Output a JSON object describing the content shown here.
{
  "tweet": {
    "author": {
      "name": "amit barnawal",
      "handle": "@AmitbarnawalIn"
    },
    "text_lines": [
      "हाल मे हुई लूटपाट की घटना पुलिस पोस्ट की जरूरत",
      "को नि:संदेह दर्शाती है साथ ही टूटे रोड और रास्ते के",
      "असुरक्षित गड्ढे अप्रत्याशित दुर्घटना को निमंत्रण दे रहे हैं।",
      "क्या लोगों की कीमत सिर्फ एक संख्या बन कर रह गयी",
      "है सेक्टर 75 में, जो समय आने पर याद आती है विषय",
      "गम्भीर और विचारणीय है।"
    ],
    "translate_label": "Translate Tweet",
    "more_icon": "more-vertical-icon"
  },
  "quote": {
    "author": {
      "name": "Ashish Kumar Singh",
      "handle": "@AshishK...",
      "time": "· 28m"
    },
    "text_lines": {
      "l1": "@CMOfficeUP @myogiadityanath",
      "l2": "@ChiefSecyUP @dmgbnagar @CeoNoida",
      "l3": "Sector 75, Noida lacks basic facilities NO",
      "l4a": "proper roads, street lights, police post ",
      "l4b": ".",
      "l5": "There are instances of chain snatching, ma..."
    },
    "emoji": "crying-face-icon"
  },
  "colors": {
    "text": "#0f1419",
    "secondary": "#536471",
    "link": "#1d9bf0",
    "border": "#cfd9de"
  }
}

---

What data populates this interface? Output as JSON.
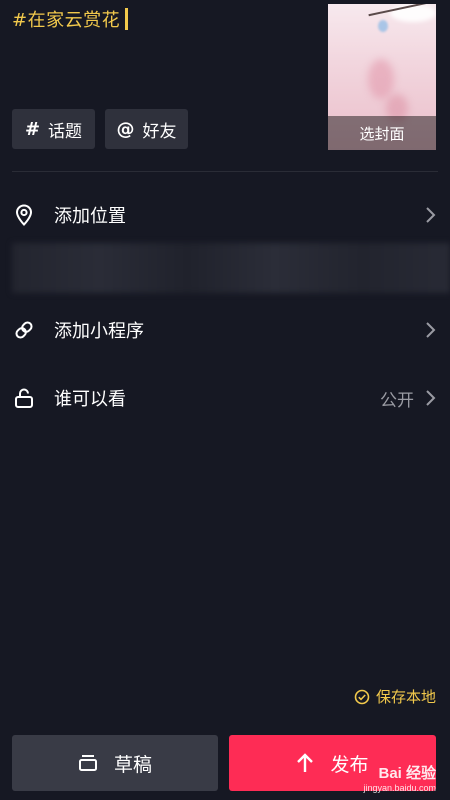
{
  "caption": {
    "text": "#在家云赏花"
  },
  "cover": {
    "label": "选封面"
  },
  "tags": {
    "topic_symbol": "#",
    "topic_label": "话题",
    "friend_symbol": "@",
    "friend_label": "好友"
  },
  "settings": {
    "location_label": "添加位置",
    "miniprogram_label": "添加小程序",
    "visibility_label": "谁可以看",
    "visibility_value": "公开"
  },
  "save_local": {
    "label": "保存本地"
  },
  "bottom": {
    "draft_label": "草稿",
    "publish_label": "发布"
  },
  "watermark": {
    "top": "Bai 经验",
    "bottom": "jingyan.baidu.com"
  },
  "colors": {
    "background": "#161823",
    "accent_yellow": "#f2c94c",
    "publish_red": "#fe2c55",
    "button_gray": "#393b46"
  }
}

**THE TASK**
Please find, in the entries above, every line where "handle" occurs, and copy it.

**COMPLETED EXERCISE**
      "handle": "@AmitbarnawalIn"
      "handle": "@AshishK...",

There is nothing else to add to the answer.